     140features of the Phoenix receiver software for LEO applications include optimized tracking loops for high
     141accuracy code and carrier tracking, precision timing and integer ambiguities for carrier phase based relative
     142navigation, a twoline elements orbit propagator for signal acquisition aiding, and an attitude interface to
     143account for non-zenith pointing antennas in the channel allocation process. A pulse-per-second signal enables
     144synchronization to GPS (or UTC) time with an accuracy of better than 1ms. Noise levels of 0.4 m (pseudorange)
     145and 0.5 mm (carrier phase) at representative signal conditions (C/N0=45dB-Hz) have been demonstrated in
     146signal simulator and open air tests which render the receiver suitable for precise orbit determination. While
     147the instantaneous (kinematic) navigation solution is restricted to an accuracy of roughly 10m (3D rms) due
     148to broadcast ephemeris errors and unaccounted ionospheric path delays, an accuracy of about 0.5-1m
     149can be achieved in a ground based precise orbit determination.
     151The orbital information allows pointing of the  spacecraft towards any point on Earth (by using as well

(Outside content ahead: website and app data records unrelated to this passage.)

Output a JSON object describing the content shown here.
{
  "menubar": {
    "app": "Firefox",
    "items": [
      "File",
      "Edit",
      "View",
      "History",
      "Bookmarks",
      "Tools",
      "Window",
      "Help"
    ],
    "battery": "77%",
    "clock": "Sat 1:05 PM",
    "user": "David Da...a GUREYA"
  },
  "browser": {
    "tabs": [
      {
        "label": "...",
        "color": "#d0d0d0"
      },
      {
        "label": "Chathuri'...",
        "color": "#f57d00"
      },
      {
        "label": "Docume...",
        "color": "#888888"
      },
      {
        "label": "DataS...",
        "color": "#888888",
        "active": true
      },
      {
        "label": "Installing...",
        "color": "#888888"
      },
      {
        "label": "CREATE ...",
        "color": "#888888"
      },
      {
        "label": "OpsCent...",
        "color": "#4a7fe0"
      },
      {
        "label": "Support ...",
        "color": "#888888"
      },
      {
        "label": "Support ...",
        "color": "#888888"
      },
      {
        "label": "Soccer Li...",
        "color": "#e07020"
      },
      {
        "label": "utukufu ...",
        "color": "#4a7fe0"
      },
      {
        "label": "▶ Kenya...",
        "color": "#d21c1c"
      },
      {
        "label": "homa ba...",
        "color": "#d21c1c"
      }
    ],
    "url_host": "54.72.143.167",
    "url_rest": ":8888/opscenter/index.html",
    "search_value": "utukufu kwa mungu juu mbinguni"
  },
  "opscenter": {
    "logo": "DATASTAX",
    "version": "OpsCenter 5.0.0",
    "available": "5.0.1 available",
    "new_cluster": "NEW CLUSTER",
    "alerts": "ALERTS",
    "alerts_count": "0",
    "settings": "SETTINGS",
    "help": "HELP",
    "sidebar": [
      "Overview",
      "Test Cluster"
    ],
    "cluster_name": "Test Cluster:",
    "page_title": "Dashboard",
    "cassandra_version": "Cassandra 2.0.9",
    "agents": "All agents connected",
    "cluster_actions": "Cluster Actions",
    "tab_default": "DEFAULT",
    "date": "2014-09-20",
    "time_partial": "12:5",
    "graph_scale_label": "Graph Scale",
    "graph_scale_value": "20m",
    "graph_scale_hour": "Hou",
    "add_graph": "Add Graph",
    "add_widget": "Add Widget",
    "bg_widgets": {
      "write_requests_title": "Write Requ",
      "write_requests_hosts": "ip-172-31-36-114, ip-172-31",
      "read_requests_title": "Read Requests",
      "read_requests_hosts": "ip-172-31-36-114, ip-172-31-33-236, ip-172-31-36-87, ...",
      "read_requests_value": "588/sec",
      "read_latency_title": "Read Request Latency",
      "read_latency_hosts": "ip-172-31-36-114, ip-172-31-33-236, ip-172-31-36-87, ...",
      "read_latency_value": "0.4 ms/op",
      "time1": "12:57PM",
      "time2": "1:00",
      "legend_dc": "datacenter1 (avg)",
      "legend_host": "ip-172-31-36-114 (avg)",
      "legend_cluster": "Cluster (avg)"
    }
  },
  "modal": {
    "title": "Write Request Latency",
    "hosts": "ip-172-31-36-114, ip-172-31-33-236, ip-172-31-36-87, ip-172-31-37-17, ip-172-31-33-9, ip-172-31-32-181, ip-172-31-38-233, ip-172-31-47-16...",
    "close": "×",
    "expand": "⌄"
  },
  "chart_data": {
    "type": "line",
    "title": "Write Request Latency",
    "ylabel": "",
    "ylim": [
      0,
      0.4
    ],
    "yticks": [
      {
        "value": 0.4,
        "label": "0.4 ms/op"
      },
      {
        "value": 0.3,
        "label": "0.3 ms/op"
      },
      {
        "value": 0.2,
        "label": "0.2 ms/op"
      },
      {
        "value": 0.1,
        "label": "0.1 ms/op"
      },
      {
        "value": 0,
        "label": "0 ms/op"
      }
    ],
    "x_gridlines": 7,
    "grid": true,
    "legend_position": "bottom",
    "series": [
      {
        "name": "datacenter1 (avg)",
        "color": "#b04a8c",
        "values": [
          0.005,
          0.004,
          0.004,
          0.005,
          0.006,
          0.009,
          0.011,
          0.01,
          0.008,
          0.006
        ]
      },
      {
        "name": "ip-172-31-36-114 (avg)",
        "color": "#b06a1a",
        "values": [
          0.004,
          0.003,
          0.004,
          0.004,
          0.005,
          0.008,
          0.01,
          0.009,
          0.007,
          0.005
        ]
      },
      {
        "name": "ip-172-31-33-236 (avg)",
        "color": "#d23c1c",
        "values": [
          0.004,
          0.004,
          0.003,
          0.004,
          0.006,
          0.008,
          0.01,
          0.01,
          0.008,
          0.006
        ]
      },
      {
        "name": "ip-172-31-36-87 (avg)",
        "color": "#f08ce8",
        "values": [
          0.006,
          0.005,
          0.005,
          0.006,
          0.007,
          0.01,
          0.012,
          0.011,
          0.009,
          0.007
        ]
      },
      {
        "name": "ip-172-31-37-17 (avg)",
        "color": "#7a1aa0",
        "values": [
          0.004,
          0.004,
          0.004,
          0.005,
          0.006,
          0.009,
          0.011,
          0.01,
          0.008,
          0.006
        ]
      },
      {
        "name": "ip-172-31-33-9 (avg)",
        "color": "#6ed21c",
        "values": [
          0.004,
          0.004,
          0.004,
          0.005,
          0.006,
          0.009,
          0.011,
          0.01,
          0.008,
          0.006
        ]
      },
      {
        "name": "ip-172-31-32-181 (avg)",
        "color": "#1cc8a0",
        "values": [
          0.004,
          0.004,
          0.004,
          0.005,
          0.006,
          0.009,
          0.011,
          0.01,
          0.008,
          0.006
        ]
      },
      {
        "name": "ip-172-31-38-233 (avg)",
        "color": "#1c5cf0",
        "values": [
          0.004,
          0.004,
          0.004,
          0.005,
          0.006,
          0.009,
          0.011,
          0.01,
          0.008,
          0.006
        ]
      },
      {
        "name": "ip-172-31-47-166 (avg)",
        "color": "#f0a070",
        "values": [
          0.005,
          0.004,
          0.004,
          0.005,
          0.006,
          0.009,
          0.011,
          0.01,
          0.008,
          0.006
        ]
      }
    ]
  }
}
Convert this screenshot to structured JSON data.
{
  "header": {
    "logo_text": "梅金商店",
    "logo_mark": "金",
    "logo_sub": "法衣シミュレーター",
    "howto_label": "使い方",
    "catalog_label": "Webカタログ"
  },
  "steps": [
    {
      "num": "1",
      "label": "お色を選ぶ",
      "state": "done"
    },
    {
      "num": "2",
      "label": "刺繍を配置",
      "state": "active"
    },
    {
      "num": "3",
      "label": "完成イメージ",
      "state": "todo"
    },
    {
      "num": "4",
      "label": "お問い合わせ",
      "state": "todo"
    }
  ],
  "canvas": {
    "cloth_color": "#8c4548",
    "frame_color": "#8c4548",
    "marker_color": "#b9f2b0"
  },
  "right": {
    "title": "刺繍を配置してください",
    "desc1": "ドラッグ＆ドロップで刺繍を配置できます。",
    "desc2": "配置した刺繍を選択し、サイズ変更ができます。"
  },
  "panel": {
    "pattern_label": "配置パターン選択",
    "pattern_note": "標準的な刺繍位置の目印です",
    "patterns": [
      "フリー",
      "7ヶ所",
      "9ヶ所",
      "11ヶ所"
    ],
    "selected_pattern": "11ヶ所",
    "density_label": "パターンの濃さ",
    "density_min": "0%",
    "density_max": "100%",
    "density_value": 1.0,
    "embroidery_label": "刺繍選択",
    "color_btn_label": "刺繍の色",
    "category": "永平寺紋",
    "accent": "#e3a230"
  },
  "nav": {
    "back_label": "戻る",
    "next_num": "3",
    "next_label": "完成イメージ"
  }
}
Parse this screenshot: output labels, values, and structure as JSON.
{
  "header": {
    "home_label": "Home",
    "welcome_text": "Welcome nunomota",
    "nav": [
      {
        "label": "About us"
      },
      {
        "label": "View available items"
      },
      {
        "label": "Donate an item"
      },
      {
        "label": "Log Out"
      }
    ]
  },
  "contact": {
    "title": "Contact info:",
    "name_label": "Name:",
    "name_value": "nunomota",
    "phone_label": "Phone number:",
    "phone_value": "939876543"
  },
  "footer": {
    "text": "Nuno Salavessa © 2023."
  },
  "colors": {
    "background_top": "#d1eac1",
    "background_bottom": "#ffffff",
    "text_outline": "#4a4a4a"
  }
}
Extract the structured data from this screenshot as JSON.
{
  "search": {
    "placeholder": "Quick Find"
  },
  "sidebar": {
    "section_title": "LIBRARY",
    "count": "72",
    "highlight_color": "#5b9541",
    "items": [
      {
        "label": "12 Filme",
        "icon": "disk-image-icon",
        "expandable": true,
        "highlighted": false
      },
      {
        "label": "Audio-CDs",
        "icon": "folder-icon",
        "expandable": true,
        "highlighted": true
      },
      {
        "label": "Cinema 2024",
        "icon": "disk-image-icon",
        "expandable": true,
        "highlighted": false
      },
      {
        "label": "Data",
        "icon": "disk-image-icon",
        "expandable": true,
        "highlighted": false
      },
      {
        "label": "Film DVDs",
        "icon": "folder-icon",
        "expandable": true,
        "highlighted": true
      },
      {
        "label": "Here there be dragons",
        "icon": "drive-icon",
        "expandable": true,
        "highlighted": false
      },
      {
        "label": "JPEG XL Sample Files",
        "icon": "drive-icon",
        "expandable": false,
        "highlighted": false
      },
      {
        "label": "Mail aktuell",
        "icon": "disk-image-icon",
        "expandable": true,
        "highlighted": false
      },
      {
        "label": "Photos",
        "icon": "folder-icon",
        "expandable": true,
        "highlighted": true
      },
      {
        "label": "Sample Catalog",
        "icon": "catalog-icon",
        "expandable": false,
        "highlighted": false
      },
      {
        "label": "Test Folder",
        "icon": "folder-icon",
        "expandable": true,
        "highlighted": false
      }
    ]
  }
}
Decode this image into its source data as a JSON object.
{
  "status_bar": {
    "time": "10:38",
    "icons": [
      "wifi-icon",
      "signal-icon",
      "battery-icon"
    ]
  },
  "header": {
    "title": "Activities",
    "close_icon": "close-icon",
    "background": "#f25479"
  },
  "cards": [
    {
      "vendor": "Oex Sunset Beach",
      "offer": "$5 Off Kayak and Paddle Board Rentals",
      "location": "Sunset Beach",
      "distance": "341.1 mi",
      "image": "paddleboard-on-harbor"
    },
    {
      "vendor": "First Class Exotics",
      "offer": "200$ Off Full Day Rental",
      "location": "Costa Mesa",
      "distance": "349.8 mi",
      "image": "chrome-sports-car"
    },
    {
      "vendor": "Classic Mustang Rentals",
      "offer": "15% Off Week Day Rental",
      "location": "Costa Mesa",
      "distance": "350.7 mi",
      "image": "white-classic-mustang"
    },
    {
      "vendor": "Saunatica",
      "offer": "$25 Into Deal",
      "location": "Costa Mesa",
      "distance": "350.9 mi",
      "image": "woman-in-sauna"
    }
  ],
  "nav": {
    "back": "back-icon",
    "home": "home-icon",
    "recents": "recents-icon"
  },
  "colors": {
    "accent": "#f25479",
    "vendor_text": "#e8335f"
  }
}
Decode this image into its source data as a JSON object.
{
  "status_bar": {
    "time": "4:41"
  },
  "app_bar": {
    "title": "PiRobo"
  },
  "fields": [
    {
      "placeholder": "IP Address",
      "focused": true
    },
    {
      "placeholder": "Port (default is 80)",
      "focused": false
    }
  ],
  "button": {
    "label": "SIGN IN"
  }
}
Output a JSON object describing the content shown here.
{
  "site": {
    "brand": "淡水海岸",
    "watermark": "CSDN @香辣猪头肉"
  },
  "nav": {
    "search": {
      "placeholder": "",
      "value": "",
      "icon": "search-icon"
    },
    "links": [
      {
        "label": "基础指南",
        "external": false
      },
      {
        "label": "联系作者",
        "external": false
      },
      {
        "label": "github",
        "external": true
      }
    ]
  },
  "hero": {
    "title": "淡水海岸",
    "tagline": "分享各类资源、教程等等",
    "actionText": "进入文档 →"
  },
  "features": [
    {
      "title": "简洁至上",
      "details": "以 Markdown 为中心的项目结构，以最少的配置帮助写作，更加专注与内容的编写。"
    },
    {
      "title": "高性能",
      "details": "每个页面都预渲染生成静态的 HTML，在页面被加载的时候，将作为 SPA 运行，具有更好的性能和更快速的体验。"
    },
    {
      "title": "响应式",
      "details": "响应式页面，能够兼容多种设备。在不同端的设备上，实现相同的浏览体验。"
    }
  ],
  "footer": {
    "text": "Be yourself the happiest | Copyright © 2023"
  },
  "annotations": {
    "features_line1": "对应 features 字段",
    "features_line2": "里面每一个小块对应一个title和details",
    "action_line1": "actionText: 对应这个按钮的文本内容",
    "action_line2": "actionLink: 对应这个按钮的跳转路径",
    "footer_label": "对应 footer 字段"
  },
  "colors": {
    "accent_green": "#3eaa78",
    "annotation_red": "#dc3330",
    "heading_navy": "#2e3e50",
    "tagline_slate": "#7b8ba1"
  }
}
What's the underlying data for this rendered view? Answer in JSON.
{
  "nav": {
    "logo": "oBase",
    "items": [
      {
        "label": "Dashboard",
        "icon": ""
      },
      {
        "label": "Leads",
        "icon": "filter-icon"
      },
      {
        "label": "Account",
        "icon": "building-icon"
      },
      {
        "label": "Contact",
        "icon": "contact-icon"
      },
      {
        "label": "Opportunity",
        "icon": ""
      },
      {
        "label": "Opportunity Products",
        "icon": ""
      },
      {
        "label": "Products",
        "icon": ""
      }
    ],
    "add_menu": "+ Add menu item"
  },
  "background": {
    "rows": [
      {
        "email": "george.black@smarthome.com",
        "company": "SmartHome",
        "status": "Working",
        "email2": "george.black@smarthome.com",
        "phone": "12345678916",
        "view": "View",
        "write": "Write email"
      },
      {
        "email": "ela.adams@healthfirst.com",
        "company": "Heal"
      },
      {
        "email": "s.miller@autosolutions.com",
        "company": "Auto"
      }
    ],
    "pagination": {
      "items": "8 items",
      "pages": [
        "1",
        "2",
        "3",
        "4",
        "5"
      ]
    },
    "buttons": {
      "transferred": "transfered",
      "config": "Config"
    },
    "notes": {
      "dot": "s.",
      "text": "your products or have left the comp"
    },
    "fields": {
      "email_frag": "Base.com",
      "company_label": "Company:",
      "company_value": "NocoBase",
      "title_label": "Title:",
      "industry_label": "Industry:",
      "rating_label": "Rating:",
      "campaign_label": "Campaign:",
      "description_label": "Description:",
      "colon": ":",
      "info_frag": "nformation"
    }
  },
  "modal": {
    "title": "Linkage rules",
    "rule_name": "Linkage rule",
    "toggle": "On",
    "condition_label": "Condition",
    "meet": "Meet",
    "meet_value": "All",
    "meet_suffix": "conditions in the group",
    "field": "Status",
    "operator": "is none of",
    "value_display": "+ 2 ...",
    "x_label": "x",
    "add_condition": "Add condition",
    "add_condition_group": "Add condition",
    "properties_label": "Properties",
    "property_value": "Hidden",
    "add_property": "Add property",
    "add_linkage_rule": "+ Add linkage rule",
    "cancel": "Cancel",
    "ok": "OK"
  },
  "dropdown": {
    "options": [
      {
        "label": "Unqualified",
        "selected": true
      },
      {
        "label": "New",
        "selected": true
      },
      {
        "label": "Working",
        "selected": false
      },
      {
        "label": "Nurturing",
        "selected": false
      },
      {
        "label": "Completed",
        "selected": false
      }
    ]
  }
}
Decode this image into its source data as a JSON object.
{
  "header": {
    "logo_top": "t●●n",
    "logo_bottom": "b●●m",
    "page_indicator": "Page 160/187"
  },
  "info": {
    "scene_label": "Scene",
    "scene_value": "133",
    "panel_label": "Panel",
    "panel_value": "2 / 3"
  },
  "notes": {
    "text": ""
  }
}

     152an onboard Earth-rotation ephemeris calculator), to autonomously determine the optimal moments for a
     153high-angle maneuver to avoid sensor blinding by the Earth and to perform accurate Sun-pointing.
     154The generation of control torques is by means of four reaction wheels (Dynacon, Canada) mounted in a
     155tetrahedron configuration. Their inertia capacity is 0.65 Nms and their maximum torque capacity is 30 mNm.
     156The reaction wheels are an evolution of those used on the Canadian MOST mission.
     158All ACNS sensors and actuators are controlled by the ACNS software running on the central LEON based
     159computer and provides functions including:
     160 *  Navigation (NAV) which consists in the onboard Kalman filter based autonomous
     161estimation of the orbit using GPS measurements and the on-board autonomous
     162determination of the attitude using data from the star tracker, digital Sun sensor and
     163magnetometers. The navigation function also includes the prediction for all the mission
     164related orbital events (eclipses, next Earth target passages, next ground station flybys, Earth exclusion angle etc…).
     165 *   Guidance (GDC) which consists in the onboard autonomous generation of the commanded reference attitude profiles and
     166manoeuvres, depending on the spacecraft operational mode. The guidance function also includes the computation of the control error,
     167the difference between the desired and the current, estimated, dynamical state.
     168 *   Control (CTL) which consists in the determination and execution of the necessary control commands that will bring the current
     169dynamical state of the spacecraft coincident with the desired state. The control function also includes the maintenance of internal
     170dynamic variables within specified boundaries (e.g. reaction wheel speed).
     171 *   Failure Detection & Identification (FDI) which consists in monitoring the inputs, the internal
     172and output variables and parameters of the AOCS software to test them for numerical and/or physical validity.
     173Furthermore, to increase the pointing accuracy of the SWAP instrument, the AOCS SW also provides inflight
     174compensation of thermo-elastic misalignments of the star tracker relative to the instrument.
    86206= Providing flight opportunities =